## Exercise instructions:
If a line in the entries below includes the string "shortcut", copy it out.

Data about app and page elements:
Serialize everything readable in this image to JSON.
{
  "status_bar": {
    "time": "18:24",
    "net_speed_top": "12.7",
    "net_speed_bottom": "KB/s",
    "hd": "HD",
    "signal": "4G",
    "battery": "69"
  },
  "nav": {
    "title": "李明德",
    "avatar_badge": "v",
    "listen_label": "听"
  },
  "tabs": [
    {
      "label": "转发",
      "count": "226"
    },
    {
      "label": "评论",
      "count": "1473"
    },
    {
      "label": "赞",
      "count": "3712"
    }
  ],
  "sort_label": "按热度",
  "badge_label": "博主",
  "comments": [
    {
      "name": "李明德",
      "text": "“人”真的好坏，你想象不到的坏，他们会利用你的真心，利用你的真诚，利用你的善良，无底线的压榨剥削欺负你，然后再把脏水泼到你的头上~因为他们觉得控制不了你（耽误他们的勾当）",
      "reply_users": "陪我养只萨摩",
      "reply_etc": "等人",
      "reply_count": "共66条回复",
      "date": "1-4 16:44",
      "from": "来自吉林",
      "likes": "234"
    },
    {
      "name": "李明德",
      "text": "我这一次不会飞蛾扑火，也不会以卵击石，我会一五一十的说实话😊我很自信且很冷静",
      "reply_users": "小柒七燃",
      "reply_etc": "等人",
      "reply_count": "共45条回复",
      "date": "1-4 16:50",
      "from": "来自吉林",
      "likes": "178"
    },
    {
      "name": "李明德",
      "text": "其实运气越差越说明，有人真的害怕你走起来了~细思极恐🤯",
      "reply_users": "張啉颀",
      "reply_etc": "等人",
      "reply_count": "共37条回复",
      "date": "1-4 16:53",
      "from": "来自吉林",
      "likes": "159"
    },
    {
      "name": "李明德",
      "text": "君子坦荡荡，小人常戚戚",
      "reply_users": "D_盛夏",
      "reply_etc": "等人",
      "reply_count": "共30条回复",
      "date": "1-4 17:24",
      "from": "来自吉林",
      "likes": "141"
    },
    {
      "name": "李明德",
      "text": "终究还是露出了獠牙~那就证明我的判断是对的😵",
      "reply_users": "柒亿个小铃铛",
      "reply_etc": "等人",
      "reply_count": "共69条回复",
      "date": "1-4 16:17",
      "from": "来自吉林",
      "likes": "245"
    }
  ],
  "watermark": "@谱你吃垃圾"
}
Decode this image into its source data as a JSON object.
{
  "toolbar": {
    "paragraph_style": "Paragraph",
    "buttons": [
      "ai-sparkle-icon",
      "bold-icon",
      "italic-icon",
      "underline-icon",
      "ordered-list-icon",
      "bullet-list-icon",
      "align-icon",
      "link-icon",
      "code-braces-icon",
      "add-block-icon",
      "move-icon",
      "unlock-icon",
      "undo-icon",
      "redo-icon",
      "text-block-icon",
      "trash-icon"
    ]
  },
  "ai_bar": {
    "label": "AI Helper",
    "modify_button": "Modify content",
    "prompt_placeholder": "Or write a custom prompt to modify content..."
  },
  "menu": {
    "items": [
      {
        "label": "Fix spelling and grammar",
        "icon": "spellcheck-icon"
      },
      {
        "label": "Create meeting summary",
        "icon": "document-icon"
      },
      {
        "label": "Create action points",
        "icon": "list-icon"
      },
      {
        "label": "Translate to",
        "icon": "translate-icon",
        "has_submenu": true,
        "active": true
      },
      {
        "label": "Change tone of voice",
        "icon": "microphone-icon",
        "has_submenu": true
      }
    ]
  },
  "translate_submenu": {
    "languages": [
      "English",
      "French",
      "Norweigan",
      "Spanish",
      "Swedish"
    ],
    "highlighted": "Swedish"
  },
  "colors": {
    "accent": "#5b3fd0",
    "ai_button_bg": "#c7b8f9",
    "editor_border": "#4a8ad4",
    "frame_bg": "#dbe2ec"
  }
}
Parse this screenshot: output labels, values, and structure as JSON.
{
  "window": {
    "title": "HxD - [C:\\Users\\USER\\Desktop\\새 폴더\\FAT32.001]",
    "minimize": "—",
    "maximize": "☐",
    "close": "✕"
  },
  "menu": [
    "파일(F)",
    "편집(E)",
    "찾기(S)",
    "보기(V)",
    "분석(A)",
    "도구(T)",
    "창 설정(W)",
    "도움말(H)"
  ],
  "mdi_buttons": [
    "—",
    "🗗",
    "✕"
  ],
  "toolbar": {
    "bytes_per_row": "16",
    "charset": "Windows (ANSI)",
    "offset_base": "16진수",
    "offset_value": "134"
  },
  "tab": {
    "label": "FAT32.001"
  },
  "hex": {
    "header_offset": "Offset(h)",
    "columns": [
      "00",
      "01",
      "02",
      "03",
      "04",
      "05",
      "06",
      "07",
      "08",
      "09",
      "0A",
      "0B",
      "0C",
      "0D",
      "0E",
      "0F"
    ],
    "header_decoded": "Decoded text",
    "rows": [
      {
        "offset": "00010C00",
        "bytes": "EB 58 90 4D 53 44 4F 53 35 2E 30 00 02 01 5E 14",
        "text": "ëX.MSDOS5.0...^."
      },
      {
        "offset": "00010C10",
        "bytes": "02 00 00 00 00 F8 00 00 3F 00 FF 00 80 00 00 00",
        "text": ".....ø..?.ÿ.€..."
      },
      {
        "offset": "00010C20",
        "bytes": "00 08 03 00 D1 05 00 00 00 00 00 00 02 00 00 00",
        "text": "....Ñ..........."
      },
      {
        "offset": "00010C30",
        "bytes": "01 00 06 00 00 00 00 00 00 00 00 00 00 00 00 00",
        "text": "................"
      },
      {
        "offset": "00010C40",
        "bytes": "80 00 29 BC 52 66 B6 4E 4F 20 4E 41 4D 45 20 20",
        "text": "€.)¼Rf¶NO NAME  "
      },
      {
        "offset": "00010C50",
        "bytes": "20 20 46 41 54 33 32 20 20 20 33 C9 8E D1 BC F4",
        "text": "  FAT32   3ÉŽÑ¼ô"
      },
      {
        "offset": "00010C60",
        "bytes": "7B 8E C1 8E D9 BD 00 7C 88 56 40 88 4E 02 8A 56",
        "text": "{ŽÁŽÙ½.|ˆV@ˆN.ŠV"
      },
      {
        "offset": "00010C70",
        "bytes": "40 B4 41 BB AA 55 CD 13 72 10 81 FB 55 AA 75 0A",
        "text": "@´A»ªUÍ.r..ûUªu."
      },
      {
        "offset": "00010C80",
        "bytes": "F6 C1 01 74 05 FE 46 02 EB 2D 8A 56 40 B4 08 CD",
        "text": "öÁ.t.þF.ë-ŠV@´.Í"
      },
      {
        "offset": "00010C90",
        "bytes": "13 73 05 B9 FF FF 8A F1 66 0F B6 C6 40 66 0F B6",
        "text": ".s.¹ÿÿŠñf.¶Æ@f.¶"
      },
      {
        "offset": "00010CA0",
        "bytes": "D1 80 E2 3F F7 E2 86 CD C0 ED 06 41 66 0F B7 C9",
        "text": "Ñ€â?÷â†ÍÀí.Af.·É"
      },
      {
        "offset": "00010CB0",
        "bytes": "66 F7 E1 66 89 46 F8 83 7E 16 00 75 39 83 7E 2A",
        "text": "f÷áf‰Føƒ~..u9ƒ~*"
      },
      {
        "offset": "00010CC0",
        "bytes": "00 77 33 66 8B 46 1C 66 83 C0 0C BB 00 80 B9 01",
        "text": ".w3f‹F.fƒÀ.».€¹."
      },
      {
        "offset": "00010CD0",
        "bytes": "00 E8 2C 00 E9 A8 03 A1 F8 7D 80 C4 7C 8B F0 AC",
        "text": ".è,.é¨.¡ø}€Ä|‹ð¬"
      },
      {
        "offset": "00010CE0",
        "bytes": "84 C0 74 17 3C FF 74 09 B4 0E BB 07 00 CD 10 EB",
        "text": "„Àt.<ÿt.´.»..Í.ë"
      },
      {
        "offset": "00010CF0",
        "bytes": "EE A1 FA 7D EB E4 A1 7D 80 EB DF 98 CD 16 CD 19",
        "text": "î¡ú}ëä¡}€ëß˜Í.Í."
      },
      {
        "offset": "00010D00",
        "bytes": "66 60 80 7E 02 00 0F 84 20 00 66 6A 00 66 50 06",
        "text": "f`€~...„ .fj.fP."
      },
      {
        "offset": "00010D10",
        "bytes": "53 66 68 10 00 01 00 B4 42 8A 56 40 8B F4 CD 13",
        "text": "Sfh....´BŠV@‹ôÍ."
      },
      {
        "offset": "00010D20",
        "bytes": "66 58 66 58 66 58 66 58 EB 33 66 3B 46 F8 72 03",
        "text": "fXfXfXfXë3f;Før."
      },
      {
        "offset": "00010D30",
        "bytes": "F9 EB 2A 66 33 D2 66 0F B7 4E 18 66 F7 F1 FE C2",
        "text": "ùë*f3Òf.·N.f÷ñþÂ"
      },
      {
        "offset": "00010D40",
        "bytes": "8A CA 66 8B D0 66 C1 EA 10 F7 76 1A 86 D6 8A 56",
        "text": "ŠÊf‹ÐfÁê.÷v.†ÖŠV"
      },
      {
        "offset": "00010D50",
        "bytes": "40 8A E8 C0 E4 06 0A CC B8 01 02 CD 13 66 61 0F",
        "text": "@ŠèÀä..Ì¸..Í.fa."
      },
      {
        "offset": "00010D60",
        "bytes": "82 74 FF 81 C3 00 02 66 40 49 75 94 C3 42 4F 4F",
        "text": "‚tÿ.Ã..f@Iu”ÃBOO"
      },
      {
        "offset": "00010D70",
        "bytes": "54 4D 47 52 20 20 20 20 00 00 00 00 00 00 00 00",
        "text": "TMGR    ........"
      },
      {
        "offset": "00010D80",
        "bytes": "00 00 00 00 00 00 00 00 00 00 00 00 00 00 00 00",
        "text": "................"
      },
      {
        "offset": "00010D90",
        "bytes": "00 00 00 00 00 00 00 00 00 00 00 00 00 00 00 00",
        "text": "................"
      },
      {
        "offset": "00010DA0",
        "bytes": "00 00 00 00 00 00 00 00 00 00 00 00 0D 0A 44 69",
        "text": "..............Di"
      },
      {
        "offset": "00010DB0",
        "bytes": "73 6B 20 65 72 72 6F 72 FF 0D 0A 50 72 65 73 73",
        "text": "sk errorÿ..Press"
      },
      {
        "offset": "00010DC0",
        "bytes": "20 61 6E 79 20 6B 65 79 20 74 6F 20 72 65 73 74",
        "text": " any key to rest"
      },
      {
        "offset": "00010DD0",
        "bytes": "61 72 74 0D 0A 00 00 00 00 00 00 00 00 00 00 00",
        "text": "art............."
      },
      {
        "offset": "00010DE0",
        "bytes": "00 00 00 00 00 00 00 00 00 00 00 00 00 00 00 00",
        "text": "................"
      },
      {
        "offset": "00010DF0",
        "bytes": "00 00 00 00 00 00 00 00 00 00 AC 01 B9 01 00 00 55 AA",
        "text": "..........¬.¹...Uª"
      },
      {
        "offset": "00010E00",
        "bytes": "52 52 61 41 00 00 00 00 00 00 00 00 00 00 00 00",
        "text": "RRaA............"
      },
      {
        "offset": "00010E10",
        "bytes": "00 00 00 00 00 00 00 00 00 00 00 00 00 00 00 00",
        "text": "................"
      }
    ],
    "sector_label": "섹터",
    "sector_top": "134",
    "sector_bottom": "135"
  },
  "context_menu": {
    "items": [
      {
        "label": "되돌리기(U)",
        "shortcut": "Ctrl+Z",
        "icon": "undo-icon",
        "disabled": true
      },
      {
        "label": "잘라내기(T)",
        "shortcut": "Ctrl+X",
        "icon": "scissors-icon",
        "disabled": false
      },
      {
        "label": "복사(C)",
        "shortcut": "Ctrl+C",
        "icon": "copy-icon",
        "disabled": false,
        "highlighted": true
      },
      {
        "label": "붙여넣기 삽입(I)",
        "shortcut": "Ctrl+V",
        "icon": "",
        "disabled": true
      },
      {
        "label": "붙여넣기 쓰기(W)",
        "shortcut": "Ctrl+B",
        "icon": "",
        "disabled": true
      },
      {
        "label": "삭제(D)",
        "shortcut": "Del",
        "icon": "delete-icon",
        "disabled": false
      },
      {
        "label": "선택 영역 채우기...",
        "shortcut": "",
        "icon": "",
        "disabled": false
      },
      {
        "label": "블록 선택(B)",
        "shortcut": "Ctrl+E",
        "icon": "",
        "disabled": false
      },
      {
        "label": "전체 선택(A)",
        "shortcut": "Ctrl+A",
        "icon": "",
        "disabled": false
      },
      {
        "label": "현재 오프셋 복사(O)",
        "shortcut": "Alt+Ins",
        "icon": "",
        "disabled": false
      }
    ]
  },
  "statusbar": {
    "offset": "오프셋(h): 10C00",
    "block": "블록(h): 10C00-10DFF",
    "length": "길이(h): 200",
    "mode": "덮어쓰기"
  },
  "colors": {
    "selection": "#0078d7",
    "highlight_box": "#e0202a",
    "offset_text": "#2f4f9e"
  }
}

## Your response:
        "shortcut": "Ctrl+Z",
        "shortcut": "Ctrl+X",
        "shortcut": "Ctrl+C",
        "shortcut": "Ctrl+V",
        "shortcut": "Ctrl+B",
        "shortcut": "Del",
        "shortcut": "",
        "shortcut": "Ctrl+E",
        "shortcut": "Ctrl+A",
        "shortcut": "Alt+Ins",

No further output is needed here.